The success and efficiency of animals performing human tasks often depend on the individual animal’s temperament, the complexity of the task, and the training methods applied. A testament to their adaptability is the continued evolution of animal-assisted interventions in therapeutic and assistive contexts. The mutual understanding and cooperation developed through training not only enhance the animals’ ability to carry out specific tasks but also foster a symbiotic relationship that reflects the intricate and adaptable nature of animal cognition in the realm of human needs and challenges.
Frequently Asked Questions
What are the primary natural instincts and hunting techniques shared by big cats and house cats?
Both big cats, like lions and tigers, and house cats share similar natural instincts and hunting techniques such as stalking, pouncing, and using their acute senses to track prey.

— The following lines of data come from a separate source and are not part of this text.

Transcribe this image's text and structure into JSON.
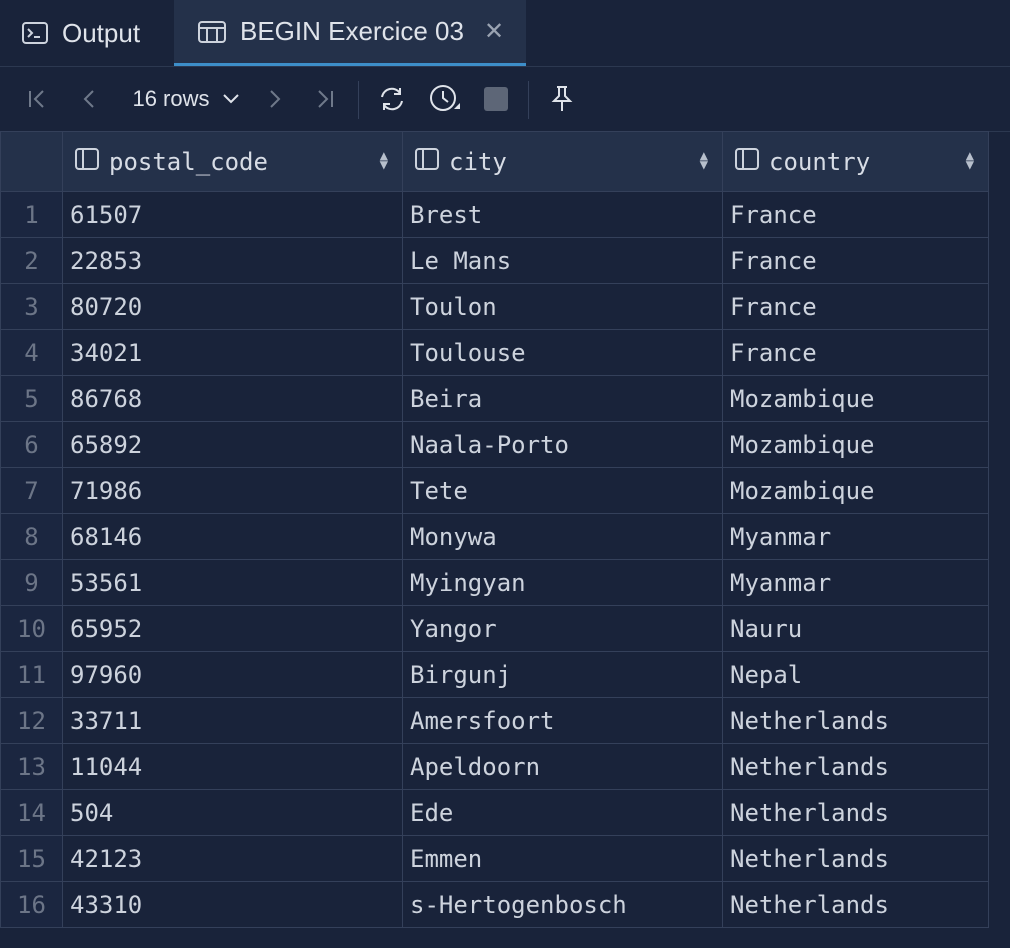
{
  "tabs": [
    {
      "label": "Output",
      "icon": "terminal-icon"
    },
    {
      "label": "BEGIN Exercice 03",
      "icon": "table-icon",
      "active": true
    }
  ],
  "toolbar": {
    "rows_label": "16 rows"
  },
  "columns": [
    "postal_code",
    "city",
    "country"
  ],
  "rows": [
    {
      "n": "1",
      "postal_code": "61507",
      "city": "Brest",
      "country": "France"
    },
    {
      "n": "2",
      "postal_code": "22853",
      "city": "Le Mans",
      "country": "France"
    },
    {
      "n": "3",
      "postal_code": "80720",
      "city": "Toulon",
      "country": "France"
    },
    {
      "n": "4",
      "postal_code": "34021",
      "city": "Toulouse",
      "country": "France"
    },
    {
      "n": "5",
      "postal_code": "86768",
      "city": "Beira",
      "country": "Mozambique"
    },
    {
      "n": "6",
      "postal_code": "65892",
      "city": "Naala-Porto",
      "country": "Mozambique"
    },
    {
      "n": "7",
      "postal_code": "71986",
      "city": "Tete",
      "country": "Mozambique"
    },
    {
      "n": "8",
      "postal_code": "68146",
      "city": "Monywa",
      "country": "Myanmar"
    },
    {
      "n": "9",
      "postal_code": "53561",
      "city": "Myingyan",
      "country": "Myanmar"
    },
    {
      "n": "10",
      "postal_code": "65952",
      "city": "Yangor",
      "country": "Nauru"
    },
    {
      "n": "11",
      "postal_code": "97960",
      "city": "Birgunj",
      "country": "Nepal"
    },
    {
      "n": "12",
      "postal_code": "33711",
      "city": "Amersfoort",
      "country": "Netherlands"
    },
    {
      "n": "13",
      "postal_code": "11044",
      "city": "Apeldoorn",
      "country": "Netherlands"
    },
    {
      "n": "14",
      "postal_code": "504",
      "city": "Ede",
      "country": "Netherlands"
    },
    {
      "n": "15",
      "postal_code": "42123",
      "city": "Emmen",
      "country": "Netherlands"
    },
    {
      "n": "16",
      "postal_code": "43310",
      "city": "s-Hertogenbosch",
      "country": "Netherlands"
    }
  ]
}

Although the prey’s size differs significantly, the behavioral patterns and physical adaptations for hunting are remarkably alike.
How do problem-solving abilities of big cats and house cats vary in different environments?
Big cats typically solve problems related to survival in the wild, such as tracking diverse prey or navigating complex terrains. In contrast, house cats may tackle problems in domestic settings, like opening doors or finding hidden treats. Both, however, demonstrate flexibility and ingenuity in overcoming environmental challenges.
Can you compare the learning and memory capabilities of big cats to those of house cats?
Both big cats and house cats have good memory and learning capabilities that help them in hunting and survival. Big cats often learn from observing their mothers hunt, while house cats can remember the location of their food bowls and litter boxes. Learning through trial and error is common, and both can retain important survival-related information over time.
In what ways is the social intelligence of big cats different from that of house cats?
Social intelligence differs notably between big cats and house cats. Many big cats, like lions, live in social groups and rely on complex communication and social structures. House cats, while more solitary by nature, still exhibit social intelligence through vocalizations, body language, and bonding with their human families or other pets.
How do house cats display their communication skills with humans?
House cats communicate with humans using a variety of sounds, such as meowing, purring, and hissing, as well as through body language, including tail movements, ear positions, and body posture. They can also use eye contact and facial expressions to convey their feelings and desires to their human companions.
What kind of adaptability have house cats shown to human training and tasks?
House cats can be surprisingly adaptable to human training and tasks. They can learn to follow commands, use the toilet, and even perform tricks, similar to dogs. This adaptability is a testament to their intelligence and can be enhanced through positive reinforcement and patient, consistent training methods.
Are big cats capable of adapting to human-imposed tasks as house cats do?
While big cats can be trained to some extent, especially in captivity, they are generally less adaptable to human-imposed tasks compared to house cats. This is due to their wild nature, stronger instincts, and less frequent exposure to humans. Big cats are more inclined to follow natural behaviors than to adapt to human environments or commands.